■ Aim of the exercise
Look through the entries. Copy each line that has the word "JSON".

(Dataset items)
--- START ---
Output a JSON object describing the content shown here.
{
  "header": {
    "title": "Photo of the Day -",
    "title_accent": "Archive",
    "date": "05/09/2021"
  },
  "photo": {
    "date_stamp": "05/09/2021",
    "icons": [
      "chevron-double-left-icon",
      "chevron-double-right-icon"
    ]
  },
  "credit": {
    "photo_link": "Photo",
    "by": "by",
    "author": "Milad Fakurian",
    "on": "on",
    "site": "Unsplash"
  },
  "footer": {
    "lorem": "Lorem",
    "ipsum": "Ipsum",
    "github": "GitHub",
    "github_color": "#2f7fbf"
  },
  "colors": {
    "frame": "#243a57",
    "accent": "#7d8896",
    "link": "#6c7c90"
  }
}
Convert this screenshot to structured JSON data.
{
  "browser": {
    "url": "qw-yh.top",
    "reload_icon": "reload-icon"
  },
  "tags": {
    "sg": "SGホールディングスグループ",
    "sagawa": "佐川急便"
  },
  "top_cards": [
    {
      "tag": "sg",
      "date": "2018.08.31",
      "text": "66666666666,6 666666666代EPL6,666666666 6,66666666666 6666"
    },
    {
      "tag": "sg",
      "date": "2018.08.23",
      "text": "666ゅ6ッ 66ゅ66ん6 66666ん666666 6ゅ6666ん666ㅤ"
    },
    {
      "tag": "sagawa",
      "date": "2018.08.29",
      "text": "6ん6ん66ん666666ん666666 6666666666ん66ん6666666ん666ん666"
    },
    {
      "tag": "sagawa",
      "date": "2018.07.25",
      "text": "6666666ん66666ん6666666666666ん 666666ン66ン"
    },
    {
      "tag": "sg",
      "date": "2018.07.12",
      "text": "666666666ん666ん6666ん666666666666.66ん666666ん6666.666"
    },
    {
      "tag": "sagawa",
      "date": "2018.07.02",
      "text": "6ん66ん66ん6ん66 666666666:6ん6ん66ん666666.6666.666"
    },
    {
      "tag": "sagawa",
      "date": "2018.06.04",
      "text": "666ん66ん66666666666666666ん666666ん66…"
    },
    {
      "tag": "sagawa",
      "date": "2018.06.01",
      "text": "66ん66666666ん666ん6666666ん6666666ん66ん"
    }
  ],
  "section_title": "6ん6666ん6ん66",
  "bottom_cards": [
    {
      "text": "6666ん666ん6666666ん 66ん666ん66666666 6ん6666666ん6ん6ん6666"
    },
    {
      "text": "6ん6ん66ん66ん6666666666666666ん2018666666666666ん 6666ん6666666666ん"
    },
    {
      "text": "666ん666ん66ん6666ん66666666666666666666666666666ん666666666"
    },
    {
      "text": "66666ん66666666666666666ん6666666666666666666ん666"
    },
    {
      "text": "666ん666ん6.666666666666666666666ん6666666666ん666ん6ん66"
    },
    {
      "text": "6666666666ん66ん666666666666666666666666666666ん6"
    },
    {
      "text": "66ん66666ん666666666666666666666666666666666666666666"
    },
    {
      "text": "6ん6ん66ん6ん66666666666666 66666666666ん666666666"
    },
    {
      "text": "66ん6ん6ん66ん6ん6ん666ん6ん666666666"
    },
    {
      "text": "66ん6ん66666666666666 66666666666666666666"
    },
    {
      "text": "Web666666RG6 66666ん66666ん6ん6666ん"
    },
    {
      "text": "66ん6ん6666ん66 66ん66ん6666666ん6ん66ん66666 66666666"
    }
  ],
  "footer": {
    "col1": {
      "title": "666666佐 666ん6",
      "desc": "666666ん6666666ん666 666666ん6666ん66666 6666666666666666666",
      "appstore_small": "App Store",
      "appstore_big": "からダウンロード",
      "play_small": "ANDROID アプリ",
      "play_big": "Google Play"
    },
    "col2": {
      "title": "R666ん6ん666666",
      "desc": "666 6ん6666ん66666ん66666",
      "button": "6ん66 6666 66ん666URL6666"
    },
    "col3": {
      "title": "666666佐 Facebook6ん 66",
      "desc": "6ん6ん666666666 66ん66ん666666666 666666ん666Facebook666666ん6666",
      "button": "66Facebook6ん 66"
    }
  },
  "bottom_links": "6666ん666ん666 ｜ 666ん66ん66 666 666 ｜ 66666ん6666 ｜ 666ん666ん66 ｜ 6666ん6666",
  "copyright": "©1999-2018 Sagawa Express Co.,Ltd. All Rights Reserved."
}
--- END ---
■ Task response
Output a JSON object describing the content shown here.
Convert this screenshot to structured JSON data.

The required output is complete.